▶ _Stored records_
>>>>
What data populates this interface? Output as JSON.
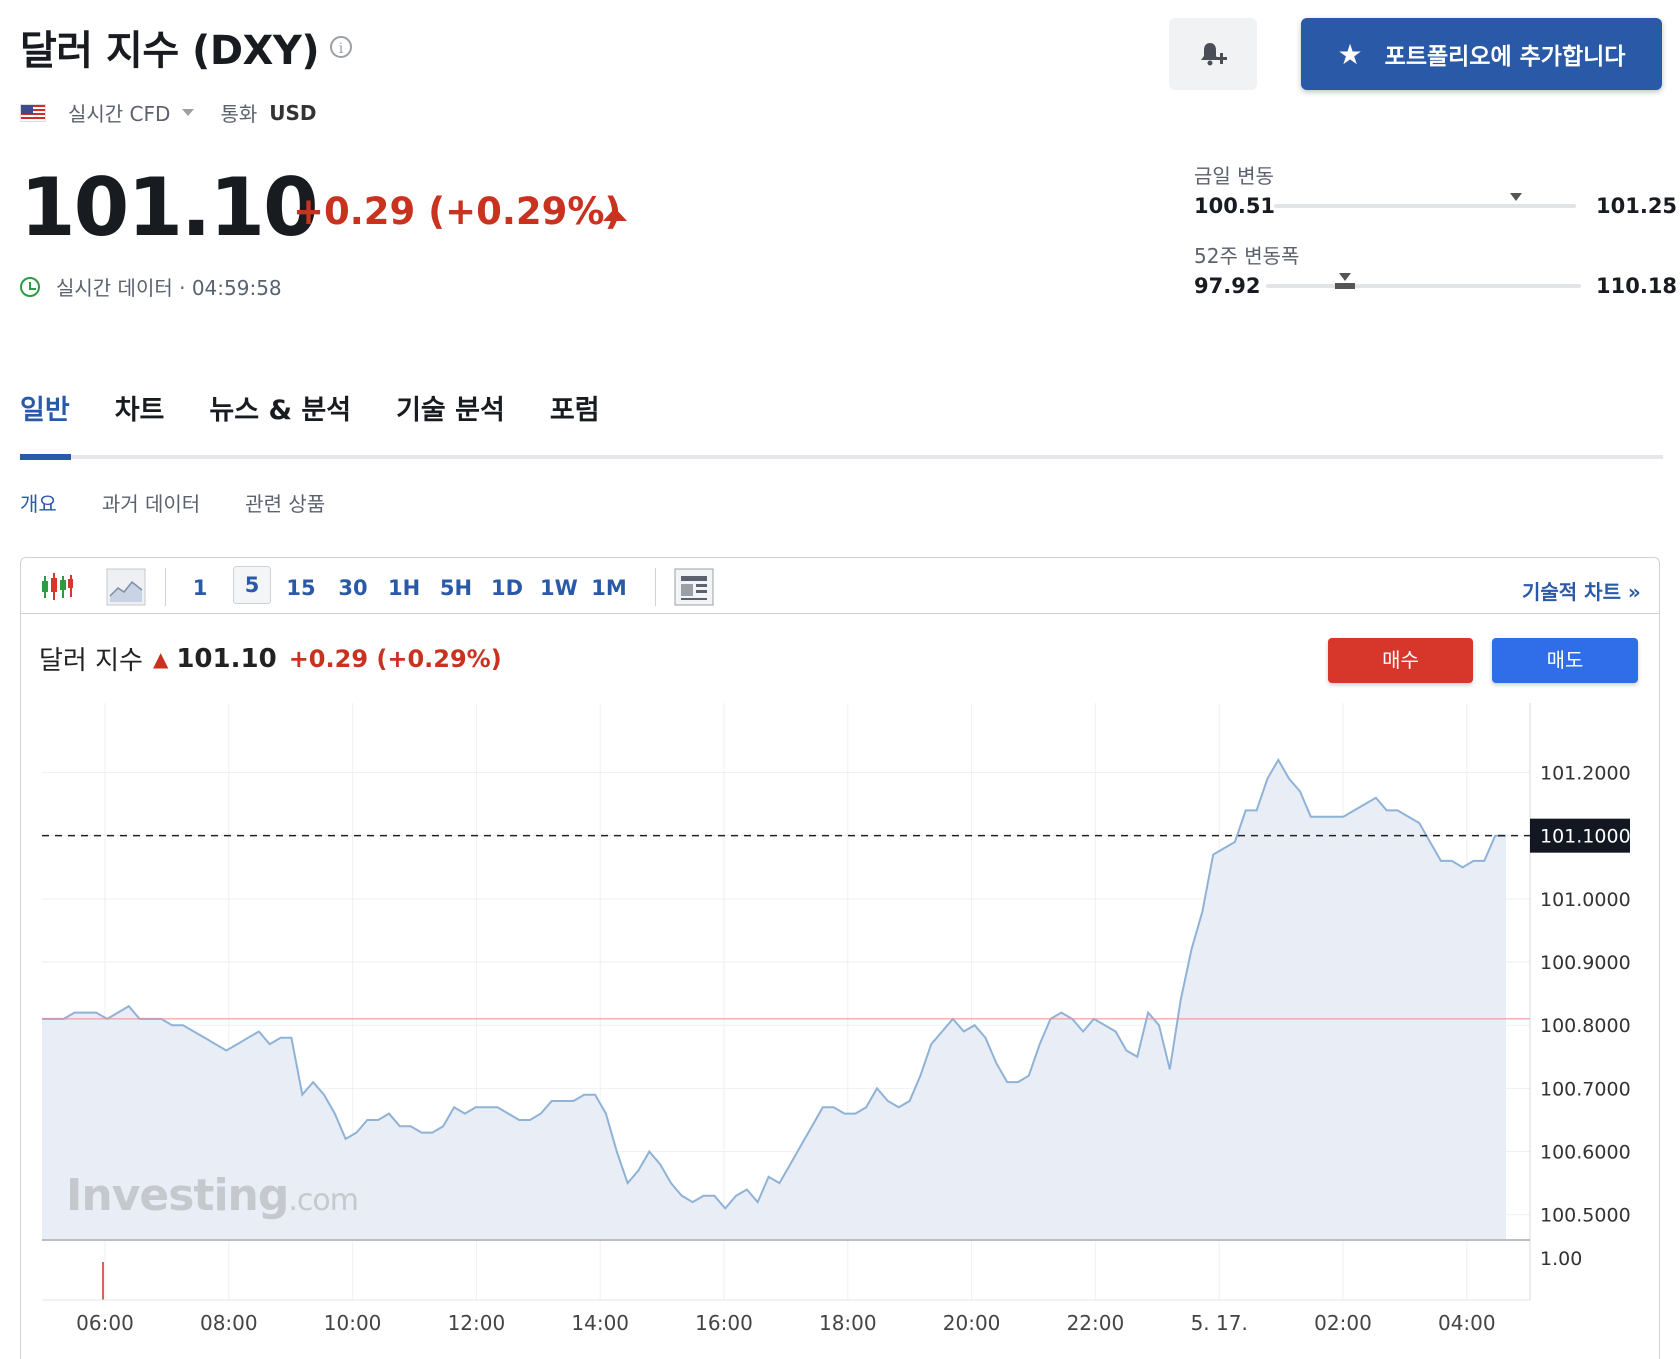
{
  "header": {
    "title": "달러 지수 (DXY)",
    "market_type": "실시간 CFD",
    "currency_label": "통화",
    "currency_value": "USD",
    "portfolio_button": "포트폴리오에 추가합니다"
  },
  "quote": {
    "price": "101.10",
    "change": "+0.29 (+0.29%)",
    "realtime": "실시간 데이터 · 04:59:58"
  },
  "ranges": {
    "day": {
      "label": "금일 변동",
      "low": "100.51",
      "high": "101.25",
      "current_fraction": 0.8
    },
    "week52": {
      "label": "52주 변동폭",
      "low": "97.92",
      "high": "110.18",
      "current_fraction": 0.25
    }
  },
  "tabs": [
    "일반",
    "차트",
    "뉴스 & 분석",
    "기술 분석",
    "포럼"
  ],
  "subtabs": [
    "개요",
    "과거 데이터",
    "관련 상품"
  ],
  "chart_toolbar": {
    "timeframes": [
      "1",
      "5",
      "15",
      "30",
      "1H",
      "5H",
      "1D",
      "1W",
      "1M"
    ],
    "selected": "5",
    "tech_chart_link": "기술적 차트 »"
  },
  "chart_header": {
    "name": "달러 지수",
    "value": "101.10",
    "change": "+0.29 (+0.29%)",
    "buy": "매수",
    "sell": "매도"
  },
  "watermark": {
    "brand": "Investing",
    "suffix": ".com"
  },
  "colors": {
    "accent": "#2a5aa7",
    "negative": "#c8321f",
    "line": "#8fb2d6",
    "fill": "#e9eef6"
  },
  "chart_data": {
    "type": "area",
    "x_labels": [
      "06:00",
      "08:00",
      "10:00",
      "12:00",
      "14:00",
      "16:00",
      "18:00",
      "20:00",
      "22:00",
      "5. 17.",
      "02:00",
      "04:00"
    ],
    "y_labels": [
      "101.2000",
      "101.1000",
      "101.0000",
      "100.9000",
      "100.8000",
      "100.7000",
      "100.6000",
      "100.5000"
    ],
    "ylim": [
      100.46,
      101.31
    ],
    "current_value": "101.1000",
    "previous_close": 100.81,
    "volume_label": "1.00",
    "values": [
      100.81,
      100.81,
      100.81,
      100.82,
      100.82,
      100.82,
      100.81,
      100.82,
      100.83,
      100.81,
      100.81,
      100.81,
      100.8,
      100.8,
      100.79,
      100.78,
      100.77,
      100.76,
      100.77,
      100.78,
      100.79,
      100.77,
      100.78,
      100.78,
      100.69,
      100.71,
      100.69,
      100.66,
      100.62,
      100.63,
      100.65,
      100.65,
      100.66,
      100.64,
      100.64,
      100.63,
      100.63,
      100.64,
      100.67,
      100.66,
      100.67,
      100.67,
      100.67,
      100.66,
      100.65,
      100.65,
      100.66,
      100.68,
      100.68,
      100.68,
      100.69,
      100.69,
      100.66,
      100.6,
      100.55,
      100.57,
      100.6,
      100.58,
      100.55,
      100.53,
      100.52,
      100.53,
      100.53,
      100.51,
      100.53,
      100.54,
      100.52,
      100.56,
      100.55,
      100.58,
      100.61,
      100.64,
      100.67,
      100.67,
      100.66,
      100.66,
      100.67,
      100.7,
      100.68,
      100.67,
      100.68,
      100.72,
      100.77,
      100.79,
      100.81,
      100.79,
      100.8,
      100.78,
      100.74,
      100.71,
      100.71,
      100.72,
      100.77,
      100.81,
      100.82,
      100.81,
      100.79,
      100.81,
      100.8,
      100.79,
      100.76,
      100.75,
      100.82,
      100.8,
      100.73,
      100.84,
      100.92,
      100.98,
      101.07,
      101.08,
      101.09,
      101.14,
      101.14,
      101.19,
      101.22,
      101.19,
      101.17,
      101.13,
      101.13,
      101.13,
      101.13,
      101.14,
      101.15,
      101.16,
      101.14,
      101.14,
      101.13,
      101.12,
      101.09,
      101.06,
      101.06,
      101.05,
      101.06,
      101.06,
      101.1,
      101.1
    ]
  }
}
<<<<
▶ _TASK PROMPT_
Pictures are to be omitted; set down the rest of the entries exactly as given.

▶ _ANSWER FOR THIS EXERCISE_
What data populates this interface? Output as JSON.
{
  "header": {
    "title": "달러 지수 (DXY)",
    "market_type": "실시간 CFD",
    "currency_label": "통화",
    "currency_value": "USD",
    "portfolio_button": "포트폴리오에 추가합니다"
  },
  "quote": {
    "price": "101.10",
    "change": "+0.29 (+0.29%)",
    "realtime": "실시간 데이터 · 04:59:58"
  },
  "ranges": {
    "day": {
      "label": "금일 변동",
      "low": "100.51",
      "high": "101.25",
      "current_fraction": 0.8
    },
    "week52": {
      "label": "52주 변동폭",
      "low": "97.92",
      "high": "110.18",
      "current_fraction": 0.25
    }
  },
  "tabs": [
    "일반",
    "차트",
    "뉴스 & 분석",
    "기술 분석",
    "포럼"
  ],
  "subtabs": [
    "개요",
    "과거 데이터",
    "관련 상품"
  ],
  "chart_toolbar": {
    "timeframes": [
      "1",
      "5",
      "15",
      "30",
      "1H",
      "5H",
      "1D",
      "1W",
      "1M"
    ],
    "selected": "5",
    "tech_chart_link": "기술적 차트 »"
  },
  "chart_header": {
    "name": "달러 지수",
    "value": "101.10",
    "change": "+0.29 (+0.29%)",
    "buy": "매수",
    "sell": "매도"
  },
  "watermark": {
    "brand": "Investing",
    "suffix": ".com"
  },
  "colors": {
    "accent": "#2a5aa7",
    "negative": "#c8321f",
    "line": "#8fb2d6",
    "fill": "#e9eef6"
  },
  "chart_data": {
    "type": "area",
    "x_labels": [
      "06:00",
      "08:00",
      "10:00",
      "12:00",
      "14:00",
      "16:00",
      "18:00",
      "20:00",
      "22:00",
      "5. 17.",
      "02:00",
      "04:00"
    ],
    "y_labels": [
      "101.2000",
      "101.1000",
      "101.0000",
      "100.9000",
      "100.8000",
      "100.7000",
      "100.6000",
      "100.5000"
    ],
    "ylim": [
      100.46,
      101.31
    ],
    "current_value": "101.1000",
    "previous_close": 100.81,
    "volume_label": "1.00",
    "values": [
      100.81,
      100.81,
      100.81,
      100.82,
      100.82,
      100.82,
      100.81,
      100.82,
      100.83,
      100.81,
      100.81,
      100.81,
      100.8,
      100.8,
      100.79,
      100.78,
      100.77,
      100.76,
      100.77,
      100.78,
      100.79,
      100.77,
      100.78,
      100.78,
      100.69,
      100.71,
      100.69,
      100.66,
      100.62,
      100.63,
      100.65,
      100.65,
      100.66,
      100.64,
      100.64,
      100.63,
      100.63,
      100.64,
      100.67,
      100.66,
      100.67,
      100.67,
      100.67,
      100.66,
      100.65,
      100.65,
      100.66,
      100.68,
      100.68,
      100.68,
      100.69,
      100.69,
      100.66,
      100.6,
      100.55,
      100.57,
      100.6,
      100.58,
      100.55,
      100.53,
      100.52,
      100.53,
      100.53,
      100.51,
      100.53,
      100.54,
      100.52,
      100.56,
      100.55,
      100.58,
      100.61,
      100.64,
      100.67,
      100.67,
      100.66,
      100.66,
      100.67,
      100.7,
      100.68,
      100.67,
      100.68,
      100.72,
      100.77,
      100.79,
      100.81,
      100.79,
      100.8,
      100.78,
      100.74,
      100.71,
      100.71,
      100.72,
      100.77,
      100.81,
      100.82,
      100.81,
      100.79,
      100.81,
      100.8,
      100.79,
      100.76,
      100.75,
      100.82,
      100.8,
      100.73,
      100.84,
      100.92,
      100.98,
      101.07,
      101.08,
      101.09,
      101.14,
      101.14,
      101.19,
      101.22,
      101.19,
      101.17,
      101.13,
      101.13,
      101.13,
      101.13,
      101.14,
      101.15,
      101.16,
      101.14,
      101.14,
      101.13,
      101.12,
      101.09,
      101.06,
      101.06,
      101.05,
      101.06,
      101.06,
      101.1,
      101.1
    ]
  }
}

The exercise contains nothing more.